Some more book reviews which first appeared in Screentalk:
ADVANCED SCREENWRITING: Raising Your Script To The Academy Award Level by Linda Seger (Silman-James Press, 2003, 300p.)
In her introduction, Linda Seger states that by now (and this was in 2003, the number must have almost doubled by now) there have been 120 books aimed at beginning screenwriters. This new tome is intended for the more experienced writer who wants to take his/her work to a higher artistic level. Although that should be taken with a grain of salt: this book can easily be used by beginning writer, and you won't find any truly advanced stuff here either.
Seger focuses on scripts written in the last twenty years, as she feels that these examples are most relevant to today’s writers. As such, she talks extensively about films like Magnolia, A Beautiful Mind, American Beauty, Lord of the Rings and other more recent productions. This ensures that much of the material presented here is fresh. On the other hand, some of the films discussed are really not that amazing in retrospect.
At first glance, the topics treated in the book don’t look that advanced: more talk about structure, scenes, dialogue, character transformation etc. The book's title is somewhat justified by the many new insights which Seger provides. For instance, she describes several different story structures, and provides an extensive listing of types of scenes. She is also refreshingly undogmatic: often criticising the storytelling in some very popular films, but doing it in a way which encourages the reader to think about their own responses to the points she’s making. However, as I mentioned before, this book really isn't that complex or impenetrable. It's a perfect companion to Making A Good Script Great.
What is noticeable is that in some instances her comments on some very well-regarded European films reveal the depth of the cultural divide between the two continents.
The final chapter focuses on the power of film to transform people’s lives.

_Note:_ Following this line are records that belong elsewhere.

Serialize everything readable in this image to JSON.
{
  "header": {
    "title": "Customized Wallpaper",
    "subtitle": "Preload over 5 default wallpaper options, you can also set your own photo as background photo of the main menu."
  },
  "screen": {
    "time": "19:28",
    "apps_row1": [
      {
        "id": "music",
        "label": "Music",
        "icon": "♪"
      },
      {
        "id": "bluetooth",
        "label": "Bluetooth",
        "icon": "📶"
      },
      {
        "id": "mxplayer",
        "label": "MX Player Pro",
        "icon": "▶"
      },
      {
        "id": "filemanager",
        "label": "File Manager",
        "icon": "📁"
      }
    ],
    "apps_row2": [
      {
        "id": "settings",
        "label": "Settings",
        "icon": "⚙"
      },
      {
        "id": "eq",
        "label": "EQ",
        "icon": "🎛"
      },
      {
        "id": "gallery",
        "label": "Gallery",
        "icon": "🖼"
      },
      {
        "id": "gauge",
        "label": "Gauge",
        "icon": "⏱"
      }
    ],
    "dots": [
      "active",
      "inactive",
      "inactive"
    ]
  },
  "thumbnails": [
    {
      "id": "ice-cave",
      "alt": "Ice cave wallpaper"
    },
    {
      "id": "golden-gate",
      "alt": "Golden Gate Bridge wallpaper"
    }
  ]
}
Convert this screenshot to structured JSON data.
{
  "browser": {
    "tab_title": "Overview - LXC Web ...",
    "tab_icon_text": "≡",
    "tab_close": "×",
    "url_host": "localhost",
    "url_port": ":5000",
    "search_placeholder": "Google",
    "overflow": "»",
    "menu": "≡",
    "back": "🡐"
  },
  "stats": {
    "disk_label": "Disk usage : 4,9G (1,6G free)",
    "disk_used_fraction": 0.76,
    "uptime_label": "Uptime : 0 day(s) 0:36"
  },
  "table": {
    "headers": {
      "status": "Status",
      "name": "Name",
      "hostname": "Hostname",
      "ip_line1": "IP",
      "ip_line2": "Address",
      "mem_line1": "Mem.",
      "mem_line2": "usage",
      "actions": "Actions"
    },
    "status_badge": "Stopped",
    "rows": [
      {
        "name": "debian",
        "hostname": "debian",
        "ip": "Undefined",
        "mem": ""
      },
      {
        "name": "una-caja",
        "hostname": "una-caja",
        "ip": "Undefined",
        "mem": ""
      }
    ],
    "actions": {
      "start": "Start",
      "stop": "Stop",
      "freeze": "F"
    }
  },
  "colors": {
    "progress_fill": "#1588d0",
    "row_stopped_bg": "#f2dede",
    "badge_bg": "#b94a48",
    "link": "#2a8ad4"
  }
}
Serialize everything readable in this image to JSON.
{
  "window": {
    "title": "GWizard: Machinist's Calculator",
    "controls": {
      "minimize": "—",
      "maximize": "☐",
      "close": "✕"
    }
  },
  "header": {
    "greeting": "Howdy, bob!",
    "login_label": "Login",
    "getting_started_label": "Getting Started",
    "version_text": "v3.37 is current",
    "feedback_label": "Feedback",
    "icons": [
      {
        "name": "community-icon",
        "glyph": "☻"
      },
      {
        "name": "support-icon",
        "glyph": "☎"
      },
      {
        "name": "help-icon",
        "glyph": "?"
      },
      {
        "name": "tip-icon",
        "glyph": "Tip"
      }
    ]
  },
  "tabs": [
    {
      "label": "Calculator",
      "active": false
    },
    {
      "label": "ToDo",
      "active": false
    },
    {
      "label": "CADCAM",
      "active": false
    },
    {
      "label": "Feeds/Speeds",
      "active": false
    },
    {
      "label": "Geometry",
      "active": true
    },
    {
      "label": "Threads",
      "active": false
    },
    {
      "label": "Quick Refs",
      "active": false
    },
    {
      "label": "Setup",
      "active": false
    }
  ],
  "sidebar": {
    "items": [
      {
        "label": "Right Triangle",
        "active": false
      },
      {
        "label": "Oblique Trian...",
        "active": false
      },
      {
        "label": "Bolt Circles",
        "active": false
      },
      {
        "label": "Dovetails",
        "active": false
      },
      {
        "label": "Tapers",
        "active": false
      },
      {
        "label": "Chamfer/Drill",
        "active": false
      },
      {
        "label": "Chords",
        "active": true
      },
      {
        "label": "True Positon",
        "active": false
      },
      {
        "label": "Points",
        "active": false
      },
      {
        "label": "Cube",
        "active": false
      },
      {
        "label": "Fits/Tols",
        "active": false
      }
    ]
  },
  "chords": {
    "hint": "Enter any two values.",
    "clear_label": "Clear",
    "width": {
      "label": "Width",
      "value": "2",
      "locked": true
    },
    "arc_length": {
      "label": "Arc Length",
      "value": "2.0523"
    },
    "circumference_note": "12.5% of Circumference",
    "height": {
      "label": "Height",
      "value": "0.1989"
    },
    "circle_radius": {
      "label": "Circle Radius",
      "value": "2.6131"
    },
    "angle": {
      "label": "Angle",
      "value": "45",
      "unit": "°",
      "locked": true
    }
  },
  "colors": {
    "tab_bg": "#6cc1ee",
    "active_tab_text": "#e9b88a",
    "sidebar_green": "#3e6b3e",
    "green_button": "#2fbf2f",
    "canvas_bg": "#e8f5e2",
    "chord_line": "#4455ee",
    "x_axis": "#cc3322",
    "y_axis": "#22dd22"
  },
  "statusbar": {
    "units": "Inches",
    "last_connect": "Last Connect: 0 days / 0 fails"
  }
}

In short, a lot of new, thought-provoking material, which will benefit any screenwriter, beginner or advanced.
OUTWITTING WRITER’S BLOCK And Other Problems Of The Pen by Jenna Glatzer
(The Lyons Press, 2003, 250 p.)
Some writers claim writer’s block doesn’t exist. Others – present company included – know the feeling of banging your head against a mental brick wall but too well. Whatever the cause, one thing is certain: if you don’t find a solution to your block in Jenna Glatzer’s book, you’re probably beyond help.
Glatzer has written everything from screenplays to greeting cards, and is the editor-in-chief of absolutewrite.com. In this entertaining book she shares hundreds of methods to defeat the Block Demons.
Every possible cause of writer’s block is examined, from psychological problems to dealing with your kids, and for every problem several solutions are offered. For instance, in order to silence your Inner Critic, Glatzer counsels to cultivate an Inner Advocate, who is your biggest fan in the world. And in order to keep the balance between these extremes, she adds the Inner Pragmatist to the mix, whose job it is to keep a writer’s feet on the ground while still allowing creative flights of fancy.
There are also tons of very practical suggestions, such as keeping different kinds of notebooks, using published works you admire to get your juices flowing when blocked, and using opposites to explore new possibilities in your work. For the more esoterically-minded, there’s even a section on Feng Shui. For the less esoterically-minded, luckily it’s only a short section.
At times the (funny) humour becomes somewhat relentless, but the deluge of advice and stimulating writing exercises add up to a book which will benefit any writer.
WRITING SCREENPLAYS THAT SELL THE ACKERMAN WAY by Hal Ackerman (Tallfellow Press, 2003, 274 p.)
A colleague of Richard Walter and Lew Hunter at UCLA, Hal Ackerman couldn't really stay behind and not distil his course into a book. And even though the title isn’t exactly the greatest ever, there’s a good chance that this will become one of the more popular screenwriting bibles out there.
Though the book is mainly aimed at beginning writers, and thus treats the same topics as usual, Ackerman offers enough original insights and practical tips to keep experienced writers interested as well. He doesn’t shy away from some controversial statements: he disagrees with Lajos Egri, for instance, about the importance of theme as a guiding principle in dramatic writing, and replaces it by desire.
Ackerman is also the inventor of the Scenogram (previously introduced by Richard Krevolin in his latest book), a visual way of structuring the screenplay. While it doesn’t differ much from the most commonly used three-act structural model, it does seem to be a very useful and hands-on way of dealing with this material. Moreover, the way in which Ackerman uses scene cards in conjunction with the Scenogram is a real eye-opener. And his other creative technique, the ‘snowplow’, will also definitely engender results for the writer who sticks with it.
Ackerman’s buzzwords are desire, doing and conflict. Nothing new, but the way he puts the message across is definitely effective. The book also offers dozens of inspirational writing exercises which help keep the ‘writer muscles’ in shape. A book which I would recommend to all beginning screenwriters.